→ Materials provided
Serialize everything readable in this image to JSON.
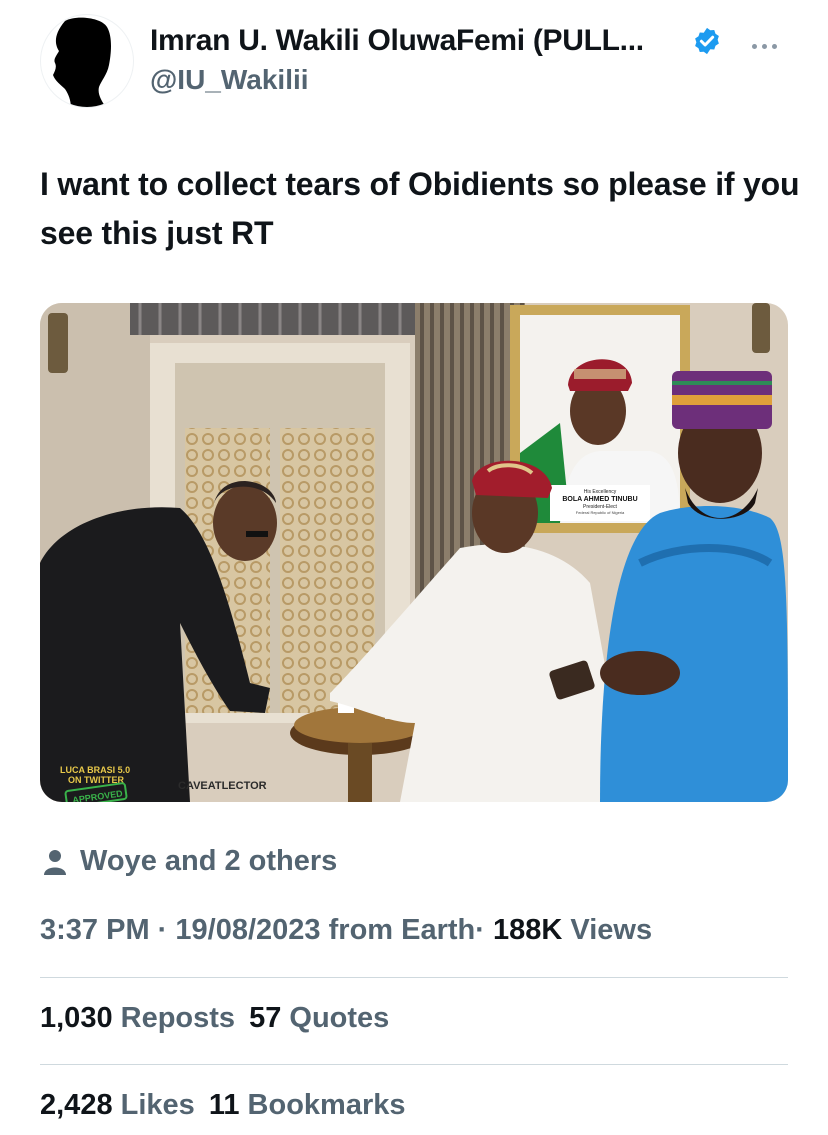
{
  "author": {
    "display_name": "Imran U. Wakili OluwaFemi (PULL...",
    "handle": "@IU_Wakilii",
    "verified": true,
    "avatar_icon": "silhouette-head-avatar"
  },
  "tweet": {
    "text": "I want to collect tears of Obidients so please if you see this just RT"
  },
  "media": {
    "portrait_caption_small": "His Excellency",
    "portrait_caption_name": "BOLA AHMED TINUBU",
    "portrait_caption_title": "President-Elect",
    "portrait_caption_country": "Federal Republic of Nigeria",
    "watermark_left_1": "LUCA BRASI 5.0",
    "watermark_left_2": "ON TWITTER",
    "watermark_stamp": "APPROVED",
    "watermark_credit": "CAVEATLECTOR"
  },
  "social_context": {
    "icon": "person-icon",
    "text": "Woye and 2 others"
  },
  "meta": {
    "time": "3:37 PM",
    "sep1": "·",
    "date": "19/08/2023",
    "source": "from Earth",
    "sep2": "·",
    "views_count": "188K",
    "views_label": "Views"
  },
  "stats": {
    "reposts_count": "1,030",
    "reposts_label": "Reposts",
    "quotes_count": "57",
    "quotes_label": "Quotes",
    "likes_count": "2,428",
    "likes_label": "Likes",
    "bookmarks_count": "11",
    "bookmarks_label": "Bookmarks"
  },
  "colors": {
    "text_primary": "#0f1419",
    "text_secondary": "#536471",
    "verified_blue": "#1d9bf0",
    "divider": "#cfd9de"
  }
}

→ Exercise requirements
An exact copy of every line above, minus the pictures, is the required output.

→ Task output
Serialize everything readable in this image to JSON.
{
  "author": {
    "display_name": "Imran U. Wakili OluwaFemi (PULL...",
    "handle": "@IU_Wakilii",
    "verified": true,
    "avatar_icon": "silhouette-head-avatar"
  },
  "tweet": {
    "text": "I want to collect tears of Obidients so please if you see this just RT"
  },
  "media": {
    "portrait_caption_small": "His Excellency",
    "portrait_caption_name": "BOLA AHMED TINUBU",
    "portrait_caption_title": "President-Elect",
    "portrait_caption_country": "Federal Republic of Nigeria",
    "watermark_left_1": "LUCA BRASI 5.0",
    "watermark_left_2": "ON TWITTER",
    "watermark_stamp": "APPROVED",
    "watermark_credit": "CAVEATLECTOR"
  },
  "social_context": {
    "icon": "person-icon",
    "text": "Woye and 2 others"
  },
  "meta": {
    "time": "3:37 PM",
    "sep1": "·",
    "date": "19/08/2023",
    "source": "from Earth",
    "sep2": "·",
    "views_count": "188K",
    "views_label": "Views"
  },
  "stats": {
    "reposts_count": "1,030",
    "reposts_label": "Reposts",
    "quotes_count": "57",
    "quotes_label": "Quotes",
    "likes_count": "2,428",
    "likes_label": "Likes",
    "bookmarks_count": "11",
    "bookmarks_label": "Bookmarks"
  },
  "colors": {
    "text_primary": "#0f1419",
    "text_secondary": "#536471",
    "verified_blue": "#1d9bf0",
    "divider": "#cfd9de"
  }
}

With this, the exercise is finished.